Crude oil futures climbed for a fourth straight day Friday and settled at a fresh six-week high, on anticipation of higher prices next week if progress is made this weekend in talks to raise the U.S. debt ceiling.

For the second day in a row crude topped $100-a-barel in intraday trading but couldn't hold triple digits at the settlement amid lingering doubts about the strength of near-term oil demand in the U.S., the world's largest oil consumer.

Top Treasury Department and Federal Reserve officials huddling Friday said they "remain confident" lawmakers will reach a deal to raise the $14.29 trillion debt ceiling by Aug. 2, even as they discussed the potential fallout if an accord can't be reached. The meeting came as the White House and top congressional leaders continue to seek a deal to raise the nation's borrowing authority before the deadline, after which Treasury officials have warned the U.S. could begin defaulting on obligations.

Gene McGillian, analyst and broker at Tradition Energy in Stamford, Conn., said there is "some optimism" on a debt deal that would improve the U.S. economic outlook. But he said real signs of economic recovery would be needed to for gains above $100 to hold.

Light, sweet crude oil for September delivery on the New York Mercantile Exchange settled 74 cents higher, at $99.87 a barrel, after hitting a high of $100.19 a barrel, the highest level since June 10. ICE September Brent settled up $1.41 at $118.67 a barrel.

Traders said fresh commodity-fund buying was evident, along with strong interest in August petroleum products ahead of the contract expiration next Friday. While U.S. demand for distillate fuels, such as diesel and heating oil remain sluggish, along with gasoline, demand from the export market remains strong. Heating oil futures prices are drawing interest as U.S. inventories of distillate fuel are 18.1 million barrels below year-ago levels, the biggest gap in eight years. Still analysts note that the shortfall comes against unusually high year ago levels, and inventories stand at 4.8% higher than the average for the last five years.

Expectations of lower near-term supplies of Nigerian crude oil helped fuel the rally, but gains were checked by expectations that U.S. crude stocks will be bolstered by the arrival of the first deliveries of the 30.64 million barrels of crude oil sold from the U.S. Strategic Petroleum Reserve. The Energy Department said 1.77 million barrels of crude were delivered as of Thursday, out of some 8.7 million barrels of the crude scheduled to be shipped by the end. The remaining 21.9 million barrels are scheduled for August delivery.
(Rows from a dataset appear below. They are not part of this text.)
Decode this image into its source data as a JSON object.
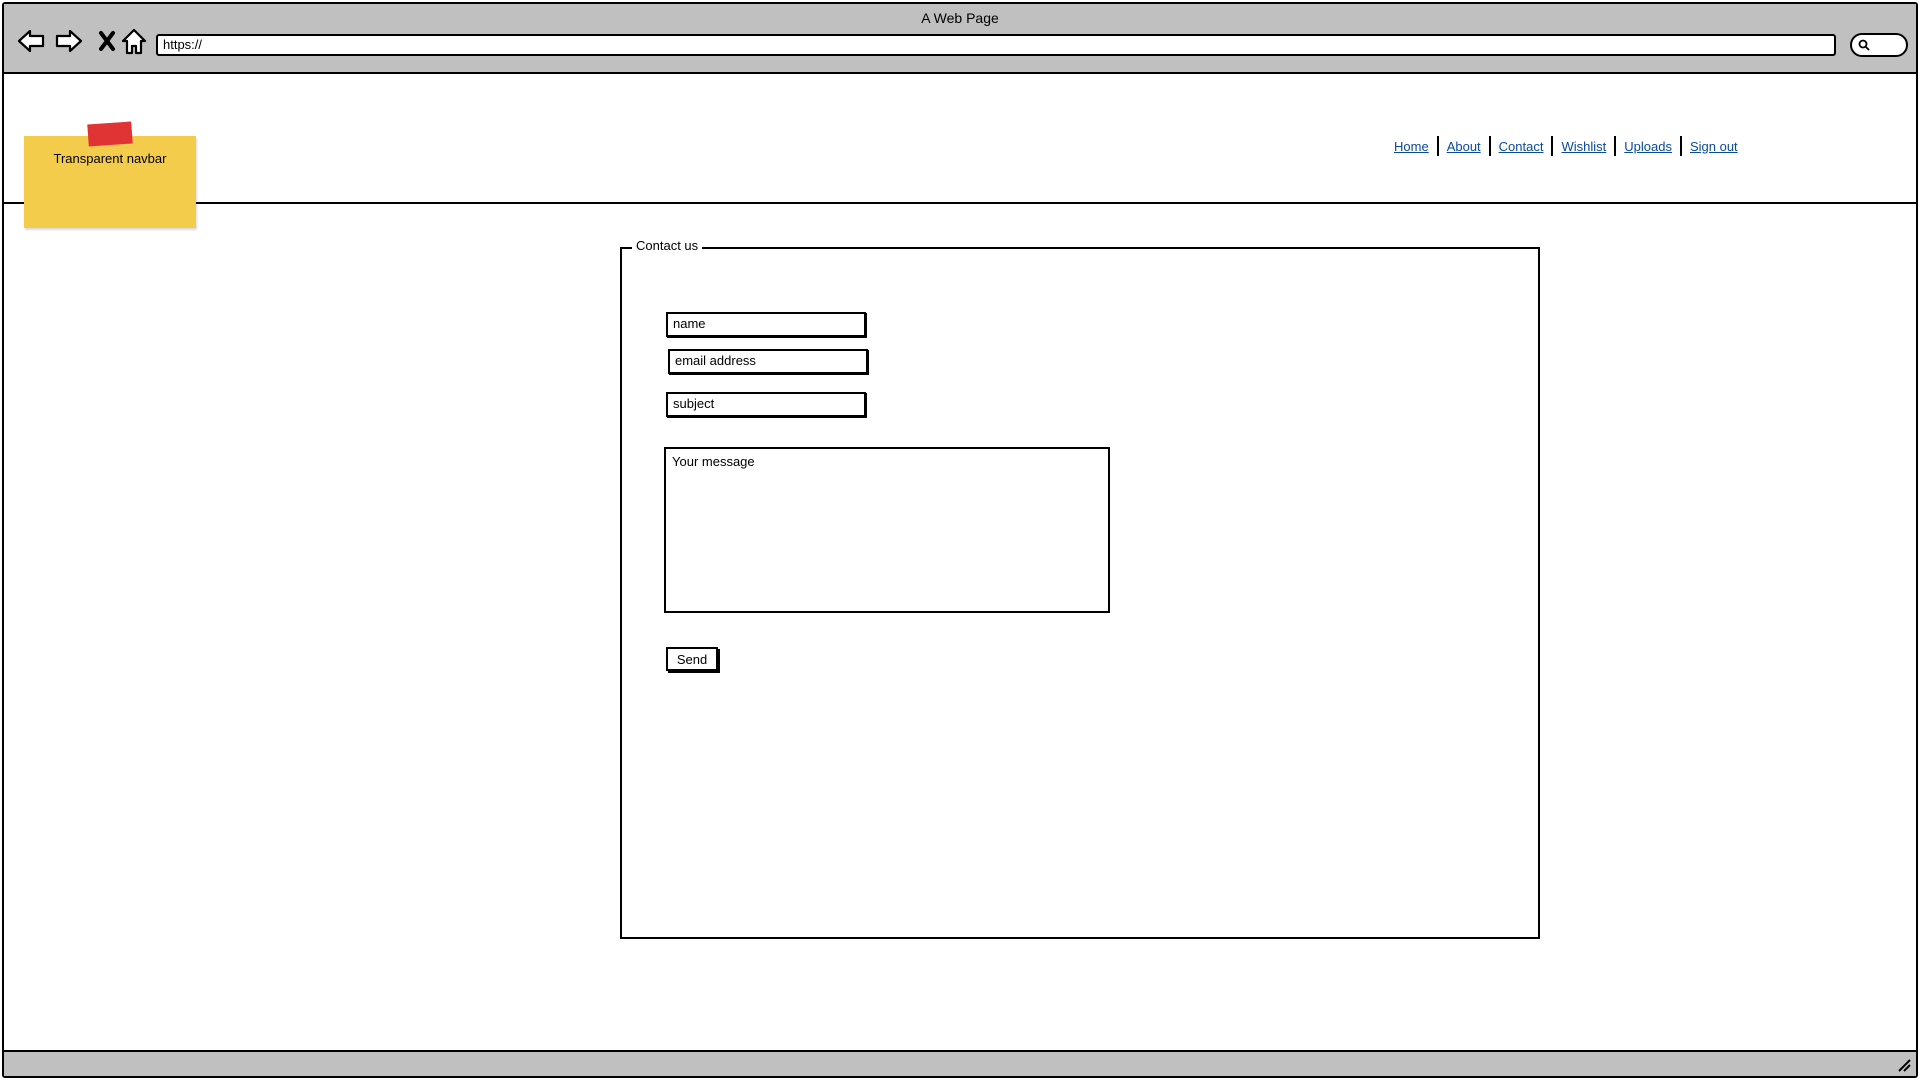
{
  "window": {
    "title": "A Web Page"
  },
  "browser": {
    "url": "https://",
    "icons": [
      "back-arrow-icon",
      "forward-arrow-icon",
      "close-x-icon",
      "home-icon",
      "search-icon",
      "resize-grip-icon"
    ]
  },
  "header": {
    "sticky_note": "Transparent navbar",
    "nav": [
      "Home",
      "About",
      "Contact",
      "Wishlist",
      "Uploads",
      "Sign out"
    ]
  },
  "contact": {
    "legend": "Contact us",
    "fields": {
      "name": "name",
      "email": "email address",
      "subject": "subject",
      "message": "Your message"
    },
    "send_label": "Send"
  },
  "colors": {
    "chrome": "#c0c0c0",
    "link": "#0a4b9a",
    "sticky": "#f4cc4c",
    "tape": "#e03434"
  }
}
The market was buoyed by news Thursday that the International Energy Agency doesn't now plan a further oil sale beyond the current move, which released 60 million barrels into the market, the bulk of which came from the U.S. The IEA said the release, needed to cover oil supplies lost as a result of the ongoing Libyan civil war, and higher output from the Organization of Petroleum Exporting Countries, has improved the supply outlook for the second half of the year.

But those barrels will be arriving at refineries as demand for key petroleum products like gasoline remains weak amid rising prices in the peak summer demand season. U.S. data show demand of just over 9 million barrels a day in the week ended July 15 was more than 400,000 barrels a day below a year ago. AAA Daily Fuel Gauge reports said Friday the national average retail price for regular gasoline was $3.695 a gallon, up 2.8 cents from a week earlier.

"There are still a lot of near-term problems. Demand is sluggish. One has to wonder how sustainable is this," said Andy Lebow, a vice president at brokerage MF Global in New York.

August-delivery heating oil futures settled up 2.88 cents at $3.1280 a gallon, the highest level since June 9, while August reformulated gasoline blendstock futures were up 3.06 cents at $3.1301 a gallon.

--Michael R. Crittenden and Jared Favole contributed to this report.